PROBLEM DETAILS: Word for word, restate the entries below, but exclude the images.

Data about app and page elements:
# # # # #
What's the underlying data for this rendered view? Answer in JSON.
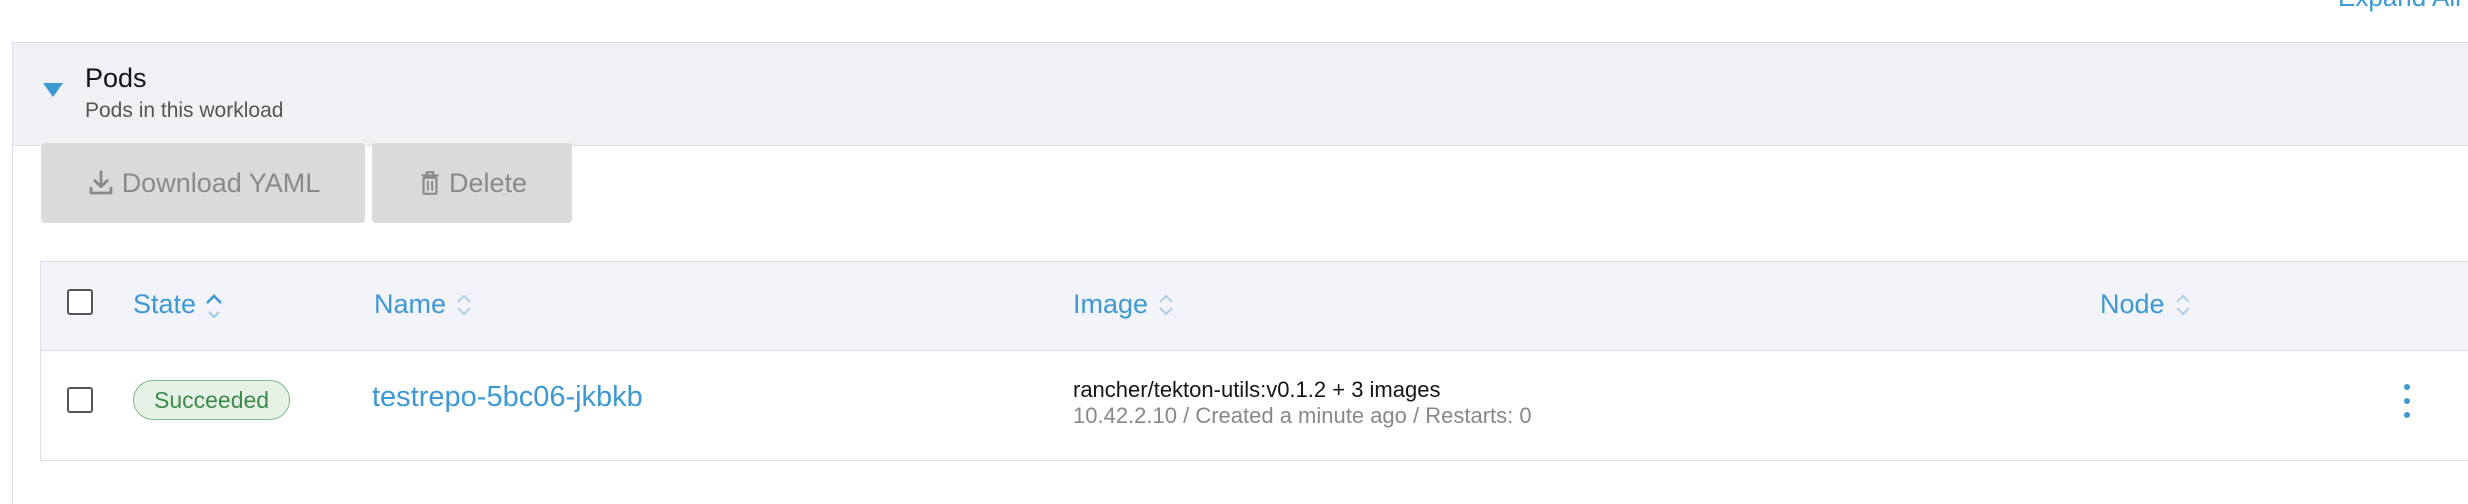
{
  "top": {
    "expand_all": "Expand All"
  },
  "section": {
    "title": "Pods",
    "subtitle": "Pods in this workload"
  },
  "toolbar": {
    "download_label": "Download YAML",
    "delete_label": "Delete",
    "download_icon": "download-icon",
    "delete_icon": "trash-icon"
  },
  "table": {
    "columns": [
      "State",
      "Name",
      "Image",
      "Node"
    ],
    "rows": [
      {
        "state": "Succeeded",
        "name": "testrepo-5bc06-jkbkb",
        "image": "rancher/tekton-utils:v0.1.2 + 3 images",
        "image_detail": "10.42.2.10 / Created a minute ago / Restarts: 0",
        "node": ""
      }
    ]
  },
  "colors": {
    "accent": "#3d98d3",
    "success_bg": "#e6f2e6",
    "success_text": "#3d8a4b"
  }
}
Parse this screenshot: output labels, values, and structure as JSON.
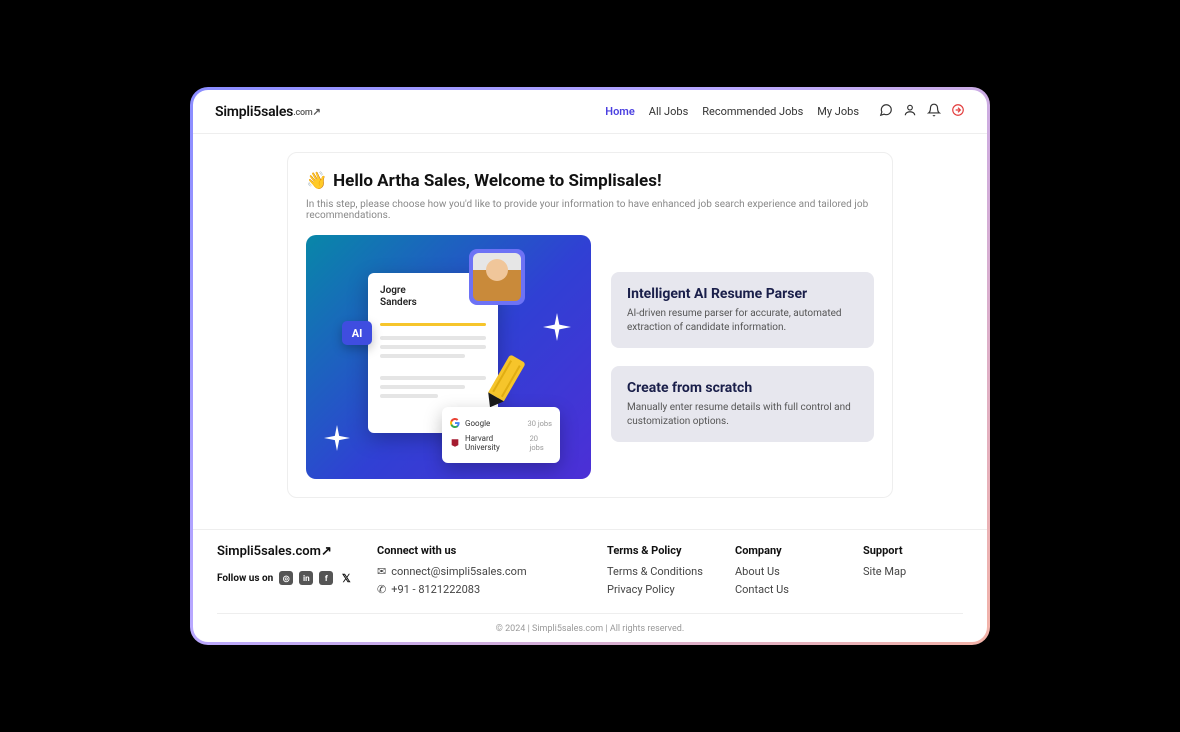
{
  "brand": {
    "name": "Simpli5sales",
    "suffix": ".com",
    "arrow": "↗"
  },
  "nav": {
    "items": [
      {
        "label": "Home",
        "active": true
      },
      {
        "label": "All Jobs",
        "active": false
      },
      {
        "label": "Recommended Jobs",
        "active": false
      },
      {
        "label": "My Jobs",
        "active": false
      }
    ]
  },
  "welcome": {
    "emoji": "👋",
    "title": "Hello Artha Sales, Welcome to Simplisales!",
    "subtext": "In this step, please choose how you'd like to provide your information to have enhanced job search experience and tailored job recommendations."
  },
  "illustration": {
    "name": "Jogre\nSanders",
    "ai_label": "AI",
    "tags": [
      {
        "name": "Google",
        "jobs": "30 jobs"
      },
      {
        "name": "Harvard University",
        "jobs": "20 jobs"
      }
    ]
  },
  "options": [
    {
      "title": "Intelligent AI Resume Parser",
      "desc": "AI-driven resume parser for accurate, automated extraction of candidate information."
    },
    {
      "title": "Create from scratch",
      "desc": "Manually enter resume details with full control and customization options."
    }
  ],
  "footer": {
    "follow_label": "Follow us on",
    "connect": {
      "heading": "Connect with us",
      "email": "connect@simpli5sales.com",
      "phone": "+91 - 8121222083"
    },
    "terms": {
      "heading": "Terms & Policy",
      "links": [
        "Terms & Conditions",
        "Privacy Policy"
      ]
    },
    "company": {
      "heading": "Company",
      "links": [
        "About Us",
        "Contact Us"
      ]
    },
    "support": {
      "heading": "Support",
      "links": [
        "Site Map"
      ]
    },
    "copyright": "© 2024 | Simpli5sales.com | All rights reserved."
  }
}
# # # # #
FINAL ANSWER:
What's the underlying data for this rendered view? Answer in JSON.
{
  "top": {
    "expand_all": "Expand All"
  },
  "section": {
    "title": "Pods",
    "subtitle": "Pods in this workload"
  },
  "toolbar": {
    "download_label": "Download YAML",
    "delete_label": "Delete",
    "download_icon": "download-icon",
    "delete_icon": "trash-icon"
  },
  "table": {
    "columns": [
      "State",
      "Name",
      "Image",
      "Node"
    ],
    "rows": [
      {
        "state": "Succeeded",
        "name": "testrepo-5bc06-jkbkb",
        "image": "rancher/tekton-utils:v0.1.2 + 3 images",
        "image_detail": "10.42.2.10 / Created a minute ago / Restarts: 0",
        "node": ""
      }
    ]
  },
  "colors": {
    "accent": "#3d98d3",
    "success_bg": "#e6f2e6",
    "success_text": "#3d8a4b"
  }
}
Parse this screenshot: output labels, values, and structure as JSON.
{
  "brand": {
    "name": "Simpli5sales",
    "suffix": ".com",
    "arrow": "↗"
  },
  "nav": {
    "items": [
      {
        "label": "Home",
        "active": true
      },
      {
        "label": "All Jobs",
        "active": false
      },
      {
        "label": "Recommended Jobs",
        "active": false
      },
      {
        "label": "My Jobs",
        "active": false
      }
    ]
  },
  "welcome": {
    "emoji": "👋",
    "title": "Hello Artha Sales, Welcome to Simplisales!",
    "subtext": "In this step, please choose how you'd like to provide your information to have enhanced job search experience and tailored job recommendations."
  },
  "illustration": {
    "name": "Jogre\nSanders",
    "ai_label": "AI",
    "tags": [
      {
        "name": "Google",
        "jobs": "30 jobs"
      },
      {
        "name": "Harvard University",
        "jobs": "20 jobs"
      }
    ]
  },
  "options": [
    {
      "title": "Intelligent AI Resume Parser",
      "desc": "AI-driven resume parser for accurate, automated extraction of candidate information."
    },
    {
      "title": "Create from scratch",
      "desc": "Manually enter resume details with full control and customization options."
    }
  ],
  "footer": {
    "follow_label": "Follow us on",
    "connect": {
      "heading": "Connect with us",
      "email": "connect@simpli5sales.com",
      "phone": "+91 - 8121222083"
    },
    "terms": {
      "heading": "Terms & Policy",
      "links": [
        "Terms & Conditions",
        "Privacy Policy"
      ]
    },
    "company": {
      "heading": "Company",
      "links": [
        "About Us",
        "Contact Us"
      ]
    },
    "support": {
      "heading": "Support",
      "links": [
        "Site Map"
      ]
    },
    "copyright": "© 2024 | Simpli5sales.com | All rights reserved."
  }
}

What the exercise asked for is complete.